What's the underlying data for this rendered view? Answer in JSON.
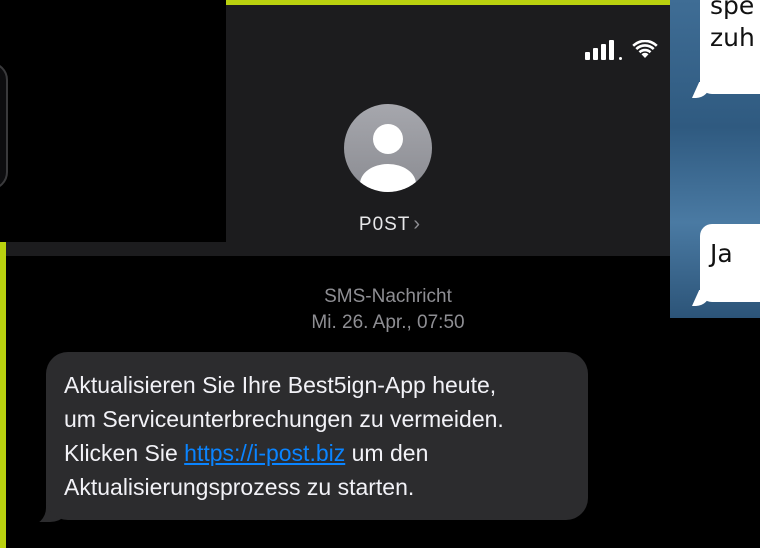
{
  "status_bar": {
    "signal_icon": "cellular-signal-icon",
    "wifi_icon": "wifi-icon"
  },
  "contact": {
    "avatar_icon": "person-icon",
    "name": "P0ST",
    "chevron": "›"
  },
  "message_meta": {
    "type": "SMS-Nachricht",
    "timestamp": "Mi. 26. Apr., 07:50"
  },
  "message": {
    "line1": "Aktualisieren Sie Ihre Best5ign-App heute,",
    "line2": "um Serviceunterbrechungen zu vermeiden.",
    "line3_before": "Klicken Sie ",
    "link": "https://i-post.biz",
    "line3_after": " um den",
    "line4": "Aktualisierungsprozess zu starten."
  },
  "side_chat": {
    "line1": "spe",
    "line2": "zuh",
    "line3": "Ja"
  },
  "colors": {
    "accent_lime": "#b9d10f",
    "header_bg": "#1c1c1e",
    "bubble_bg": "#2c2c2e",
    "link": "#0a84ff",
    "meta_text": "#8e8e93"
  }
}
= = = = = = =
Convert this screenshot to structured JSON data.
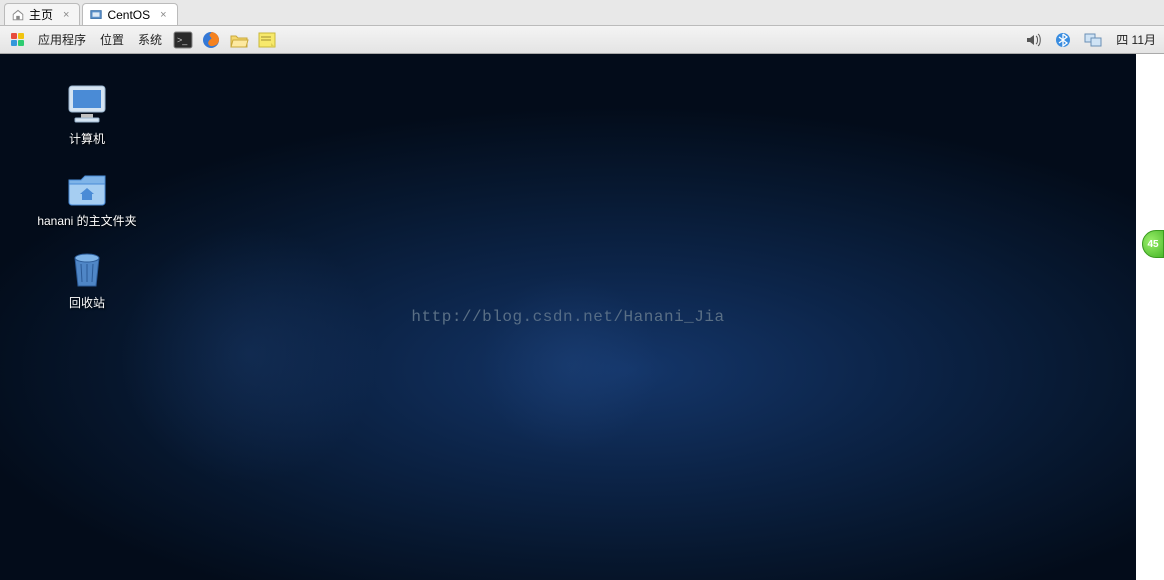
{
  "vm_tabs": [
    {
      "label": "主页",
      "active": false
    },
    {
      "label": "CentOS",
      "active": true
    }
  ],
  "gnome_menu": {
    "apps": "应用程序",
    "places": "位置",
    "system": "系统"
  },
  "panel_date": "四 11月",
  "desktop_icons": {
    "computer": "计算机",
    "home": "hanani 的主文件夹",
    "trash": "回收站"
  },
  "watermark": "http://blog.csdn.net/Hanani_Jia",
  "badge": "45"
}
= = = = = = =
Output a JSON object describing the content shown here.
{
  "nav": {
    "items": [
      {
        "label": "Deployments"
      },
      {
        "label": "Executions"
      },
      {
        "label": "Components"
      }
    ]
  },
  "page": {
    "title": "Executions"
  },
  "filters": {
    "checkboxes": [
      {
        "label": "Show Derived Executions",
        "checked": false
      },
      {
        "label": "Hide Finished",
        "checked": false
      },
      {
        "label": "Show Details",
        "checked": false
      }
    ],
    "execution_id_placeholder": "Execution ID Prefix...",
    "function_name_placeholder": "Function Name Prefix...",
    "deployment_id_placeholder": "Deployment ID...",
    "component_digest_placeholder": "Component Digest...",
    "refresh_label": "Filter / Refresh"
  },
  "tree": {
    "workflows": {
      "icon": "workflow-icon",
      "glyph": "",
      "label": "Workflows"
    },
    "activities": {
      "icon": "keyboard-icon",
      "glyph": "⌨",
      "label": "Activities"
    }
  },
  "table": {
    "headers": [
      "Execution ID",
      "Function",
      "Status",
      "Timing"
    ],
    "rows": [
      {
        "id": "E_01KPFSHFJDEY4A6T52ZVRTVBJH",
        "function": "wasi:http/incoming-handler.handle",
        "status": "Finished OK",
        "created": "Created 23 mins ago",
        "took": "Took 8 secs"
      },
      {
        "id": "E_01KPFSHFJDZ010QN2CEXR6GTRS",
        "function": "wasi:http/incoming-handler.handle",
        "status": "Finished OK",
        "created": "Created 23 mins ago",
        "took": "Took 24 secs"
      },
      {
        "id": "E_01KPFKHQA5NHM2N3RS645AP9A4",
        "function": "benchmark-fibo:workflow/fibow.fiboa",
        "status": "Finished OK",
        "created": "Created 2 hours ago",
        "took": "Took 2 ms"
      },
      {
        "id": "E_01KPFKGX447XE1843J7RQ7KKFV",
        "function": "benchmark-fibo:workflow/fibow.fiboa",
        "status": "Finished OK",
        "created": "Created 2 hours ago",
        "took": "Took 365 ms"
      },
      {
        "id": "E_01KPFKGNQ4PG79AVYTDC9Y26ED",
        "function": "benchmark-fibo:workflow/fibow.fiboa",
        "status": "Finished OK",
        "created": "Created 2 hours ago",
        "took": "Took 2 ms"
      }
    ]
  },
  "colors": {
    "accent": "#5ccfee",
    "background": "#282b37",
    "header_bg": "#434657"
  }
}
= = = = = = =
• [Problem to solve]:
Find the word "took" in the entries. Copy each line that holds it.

• [Your solution]:
        "took": "Took 8 secs"
        "took": "Took 24 secs"
        "took": "Took 2 ms"
        "took": "Took 365 ms"
        "took": "Took 2 ms"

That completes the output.